For us in Belize the way forward includes fair trade, debt reduction and increased investment with external financing by all relevant stakeholders. Like other economies in transition, we firmly believe that trade is the engine that. will generate the much-needed financial resources crucial for our development. International trade, especially in those areas where we have a comparative advantage, cannot be ignored in any process that seeks to address meaningful development. We believe in the promises of development through free trade, but we also recognize that free trade is only possible when there is fair trade. We therefore continue to call on our developed partners who consistently urge us to liberalize our economies, to work with us to make trade more just and equitable by removing the trade barriers placed on our agricultural commodities and by eliminating the subsidies to their agricultural and industrial sectors that restrict our ability to compete within the world market. In this context we support the sentiments of UNDP director Mark Malloch Brown when he reminds us that included in the Millennium declaration are commitments to "construct a more inclusive globalization that provides developing countries with the support they need to compete on a leveled playing field."
Another vital component of our development is external financing, whether in the form of aid or through foreign investment. While we recognize that the responsibility for development lies within the scope of national governments, we are also realistic. We cannot develop with increasing GDP alone; in fact one is often contingent upon the other. If we will succeed in reducing poverty- and develop our economies there must be significant increases in ODA. UNCTAD Secretary General Mr. Rubens Ripucero expressed it well when he stated before this conference: "developing countries must turn to external financing to secure the means for increasing their international competitiveness." It is important to stress that other forms of assistance not be made in place of the agreed Official Development Assistance, ODA flows must continue as was agreed by our developed partners and its requirements less prohibitive by national policies alone. In this context, we continue to support the efforts of the government and people of the Republic of China and Taiwan for their ongoing technical missions to Belize and other Central American countries. We recognize their contribution to development and welcome their increase in ODA from eleven percent to 17 percent of GNP

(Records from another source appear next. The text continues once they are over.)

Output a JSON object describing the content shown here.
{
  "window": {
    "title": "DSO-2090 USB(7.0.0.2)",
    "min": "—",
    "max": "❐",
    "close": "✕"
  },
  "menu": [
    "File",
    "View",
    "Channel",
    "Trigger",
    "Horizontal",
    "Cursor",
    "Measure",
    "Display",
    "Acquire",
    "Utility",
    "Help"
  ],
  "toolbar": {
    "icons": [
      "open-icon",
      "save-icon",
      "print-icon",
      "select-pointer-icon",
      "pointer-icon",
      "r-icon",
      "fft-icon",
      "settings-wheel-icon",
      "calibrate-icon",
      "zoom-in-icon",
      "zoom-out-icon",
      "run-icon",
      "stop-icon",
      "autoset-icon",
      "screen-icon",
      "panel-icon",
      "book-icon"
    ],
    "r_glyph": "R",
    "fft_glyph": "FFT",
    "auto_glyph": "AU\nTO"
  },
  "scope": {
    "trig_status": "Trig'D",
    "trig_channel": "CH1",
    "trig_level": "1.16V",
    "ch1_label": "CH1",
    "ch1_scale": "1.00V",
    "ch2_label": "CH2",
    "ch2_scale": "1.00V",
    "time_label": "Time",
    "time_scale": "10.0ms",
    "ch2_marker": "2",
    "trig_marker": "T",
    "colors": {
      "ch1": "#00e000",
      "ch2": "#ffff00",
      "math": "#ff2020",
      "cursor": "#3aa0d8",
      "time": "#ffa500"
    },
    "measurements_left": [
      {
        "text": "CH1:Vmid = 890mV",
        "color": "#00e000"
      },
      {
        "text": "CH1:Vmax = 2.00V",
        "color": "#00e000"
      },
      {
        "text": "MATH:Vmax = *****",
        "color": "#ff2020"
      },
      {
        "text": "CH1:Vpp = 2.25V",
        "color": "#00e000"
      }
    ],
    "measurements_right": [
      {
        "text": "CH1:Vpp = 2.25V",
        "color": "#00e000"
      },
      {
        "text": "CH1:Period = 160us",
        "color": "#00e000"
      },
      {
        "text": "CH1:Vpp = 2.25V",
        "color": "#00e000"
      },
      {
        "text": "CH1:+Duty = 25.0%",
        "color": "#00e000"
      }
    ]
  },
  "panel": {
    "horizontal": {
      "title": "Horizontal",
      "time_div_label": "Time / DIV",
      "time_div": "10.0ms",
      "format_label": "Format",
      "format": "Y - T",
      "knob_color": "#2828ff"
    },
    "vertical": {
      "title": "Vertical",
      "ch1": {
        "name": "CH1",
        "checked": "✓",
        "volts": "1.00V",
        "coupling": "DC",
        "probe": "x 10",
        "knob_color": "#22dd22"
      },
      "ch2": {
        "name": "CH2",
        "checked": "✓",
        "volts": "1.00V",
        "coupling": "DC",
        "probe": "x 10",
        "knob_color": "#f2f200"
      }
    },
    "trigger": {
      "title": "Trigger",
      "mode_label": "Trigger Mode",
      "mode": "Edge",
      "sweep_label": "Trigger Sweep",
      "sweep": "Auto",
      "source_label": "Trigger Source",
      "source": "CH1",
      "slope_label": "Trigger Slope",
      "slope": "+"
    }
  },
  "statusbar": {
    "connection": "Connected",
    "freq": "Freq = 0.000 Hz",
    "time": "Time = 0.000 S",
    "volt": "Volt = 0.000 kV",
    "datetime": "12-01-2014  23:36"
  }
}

We need to he reminded that continued global economic growth is contingent upon our ability to maintain global stability and that global stability can only be maintained when all the people of the world believe that they have a stake in the much exalted globalized economy. All must believe that their efforts to participate in the benefits of our globalized economy are not in vane. Our people have kept the faith, they have continued to be hopeful despite the gloomy statistics that clearly indicate that over the last decades the poor have been further marginalized.
At the dawn of the new rnillenium, our people gave us a second chance. They preferred to see this time as an opportunity for renewed hope. At the Millenium Summit we promised them that we would work harder to alleviate their struggle. We took their challenge and offered them a new hope.
The marginalized of the world have been patient and faithful, they have been kind to us, and have listened to us argue and talk for the past ten years. I believe we have come to that moment when they have heard enough. Let us go from Monterrey and immediately effect change. We need not hold another conference, pass another resolution or speak another word. What we need now is action, least we find ourselves in 2015 lamenting the fact that once again we have failed the future.
Statements at the Conference